- _Task description_: Every record must appear in the response exactly as given.

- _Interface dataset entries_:
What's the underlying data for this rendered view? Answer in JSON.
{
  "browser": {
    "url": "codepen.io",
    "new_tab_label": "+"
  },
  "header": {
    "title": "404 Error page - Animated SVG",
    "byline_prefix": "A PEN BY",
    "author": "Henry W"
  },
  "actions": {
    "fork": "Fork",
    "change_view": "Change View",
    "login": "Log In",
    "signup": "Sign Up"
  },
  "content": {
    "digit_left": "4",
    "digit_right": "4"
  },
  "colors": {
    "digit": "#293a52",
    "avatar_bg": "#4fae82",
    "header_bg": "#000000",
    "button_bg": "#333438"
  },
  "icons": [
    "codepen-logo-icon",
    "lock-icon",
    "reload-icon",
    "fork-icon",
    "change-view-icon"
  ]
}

- _Solution to this task_:
What's the underlying data for this rendered view? Answer in JSON.
{
  "browser": {
    "url": "codepen.io",
    "new_tab_label": "+"
  },
  "header": {
    "title": "404 Error page - Animated SVG",
    "byline_prefix": "A PEN BY",
    "author": "Henry W"
  },
  "actions": {
    "fork": "Fork",
    "change_view": "Change View",
    "login": "Log In",
    "signup": "Sign Up"
  },
  "content": {
    "digit_left": "4",
    "digit_right": "4"
  },
  "colors": {
    "digit": "#293a52",
    "avatar_bg": "#4fae82",
    "header_bg": "#000000",
    "button_bg": "#333438"
  },
  "icons": [
    "codepen-logo-icon",
    "lock-icon",
    "reload-icon",
    "fork-icon",
    "change-view-icon"
  ]
}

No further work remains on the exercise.